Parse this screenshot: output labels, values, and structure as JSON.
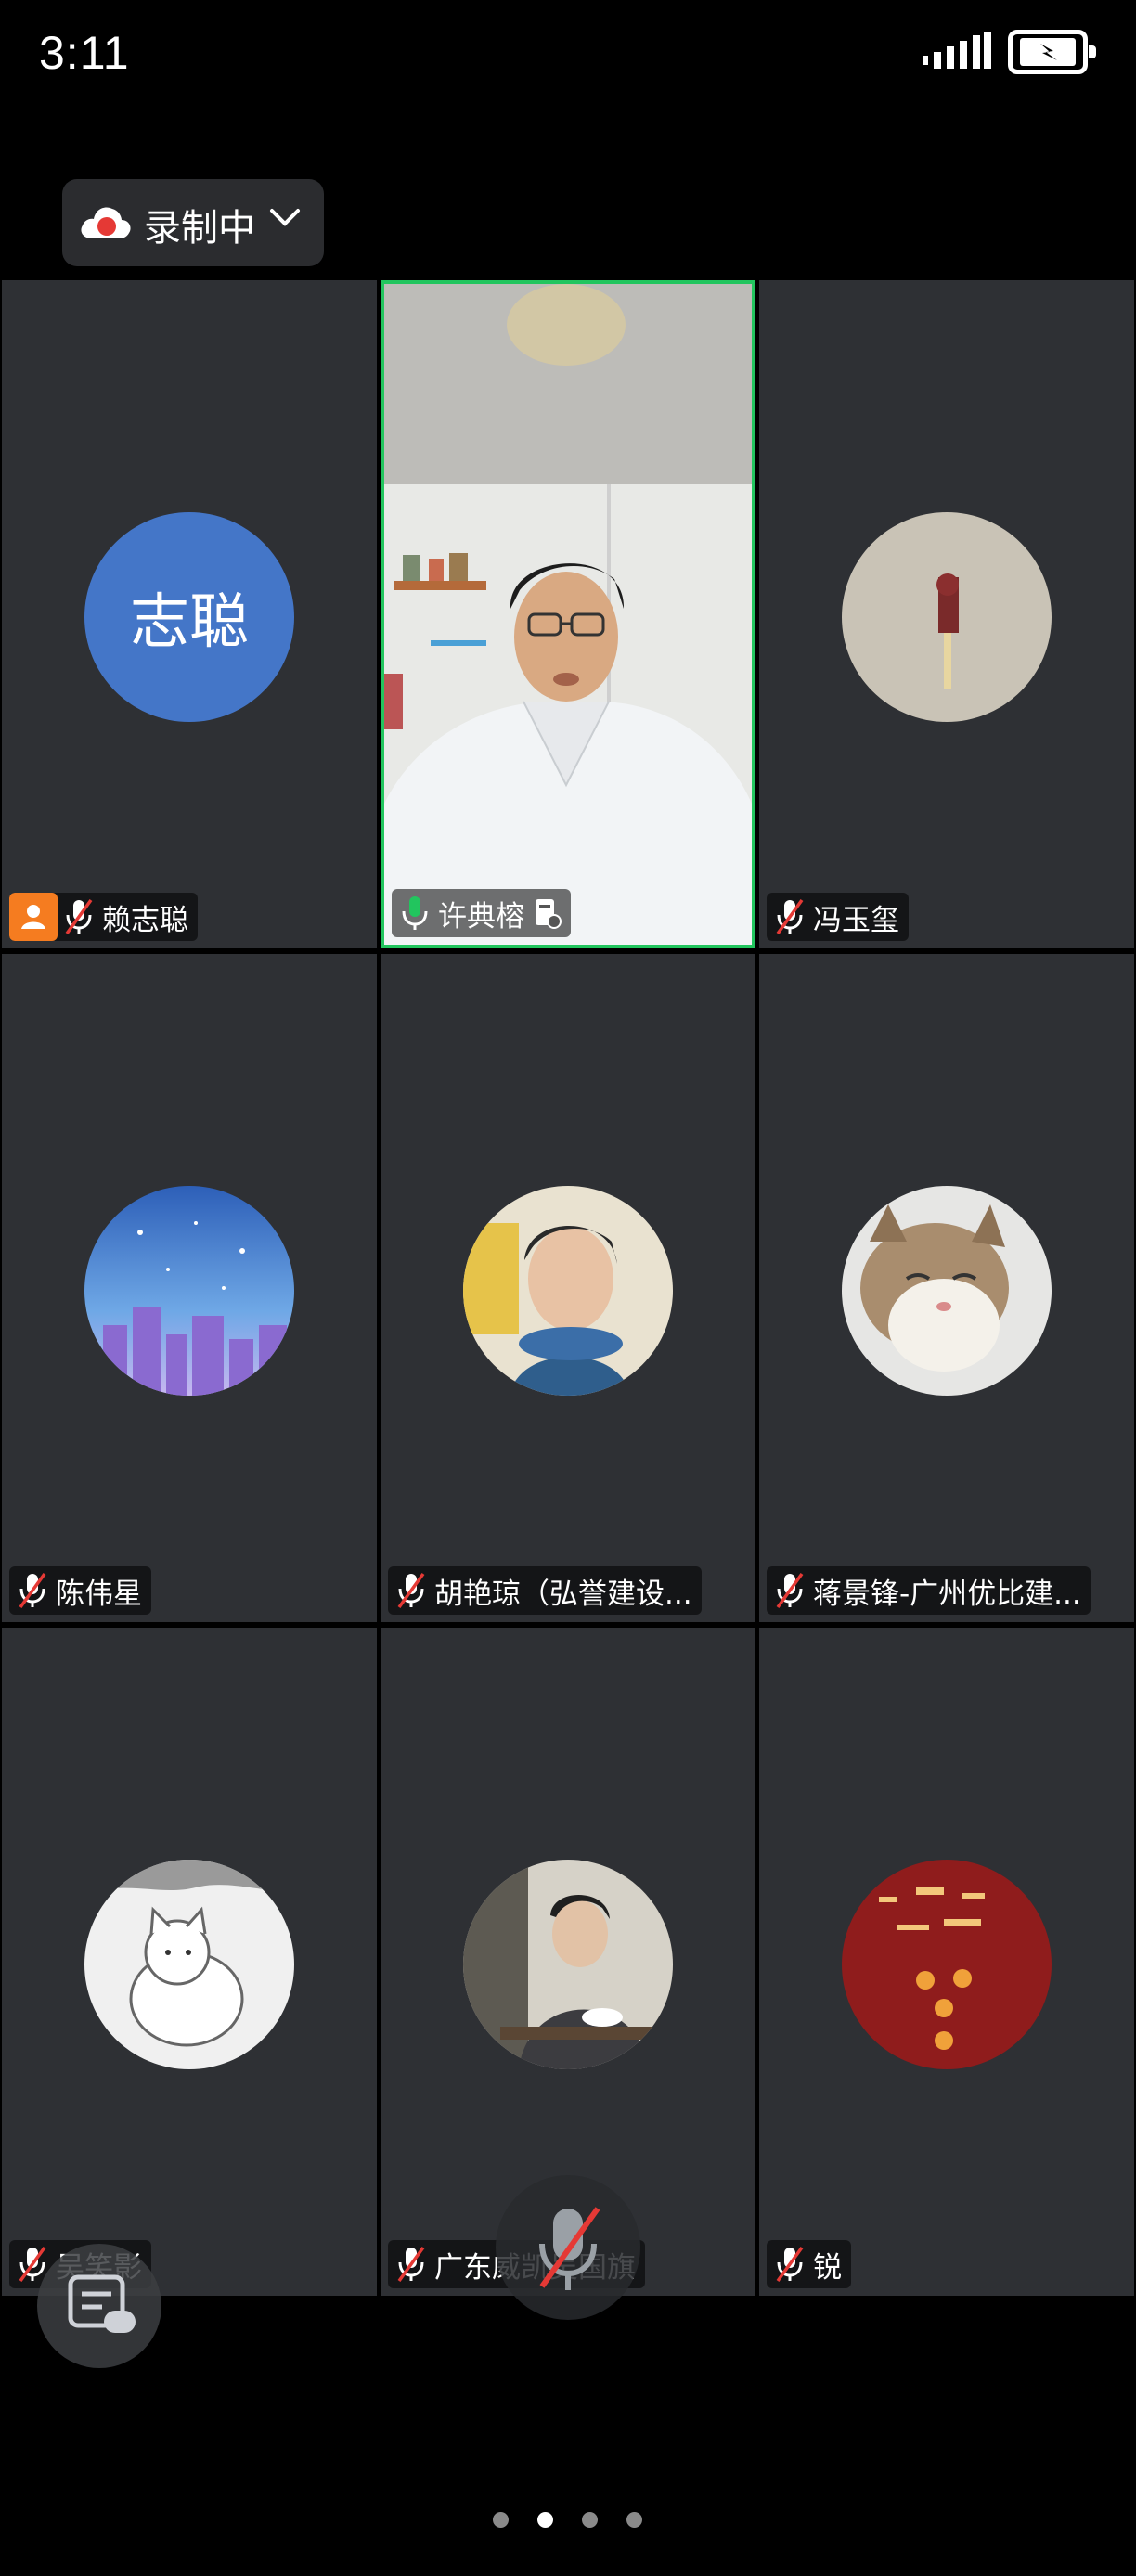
{
  "status_bar": {
    "time": "3:11"
  },
  "recording": {
    "label": "录制中"
  },
  "participants": [
    {
      "name": "赖志聪",
      "initials": "志聪",
      "avatar": "initials",
      "mic": "muted",
      "host": true
    },
    {
      "name": "许典榕",
      "avatar": "video",
      "mic": "speaking",
      "active": true
    },
    {
      "name": "冯玉玺",
      "avatar": "iron-man-photo",
      "mic": "muted"
    },
    {
      "name": "陈伟星",
      "avatar": "starry-city-illustration",
      "mic": "muted"
    },
    {
      "name": "胡艳琼（弘誉建设...",
      "avatar": "woman-photo",
      "mic": "muted"
    },
    {
      "name": "蒋景锋-广州优比建...",
      "avatar": "cat-photo",
      "mic": "muted"
    },
    {
      "name": "吴笑影",
      "avatar": "white-cat-drawing",
      "mic": "muted"
    },
    {
      "name": "广东威凯吴国旗",
      "avatar": "man-tea-photo",
      "mic": "muted"
    },
    {
      "name": "锐",
      "avatar": "red-calligraphy-art",
      "mic": "muted"
    }
  ],
  "pager": {
    "pages": 4,
    "current": 2
  },
  "colors": {
    "active_border": "#22c55e",
    "host_badge": "#f57c20",
    "initials_bg": "#4476c8",
    "record_red": "#e53935"
  }
}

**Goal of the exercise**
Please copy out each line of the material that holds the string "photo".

**Output of the task**
      "avatar": "iron-man-photo",
      "avatar": "woman-photo",
      "avatar": "cat-photo",
      "avatar": "man-tea-photo",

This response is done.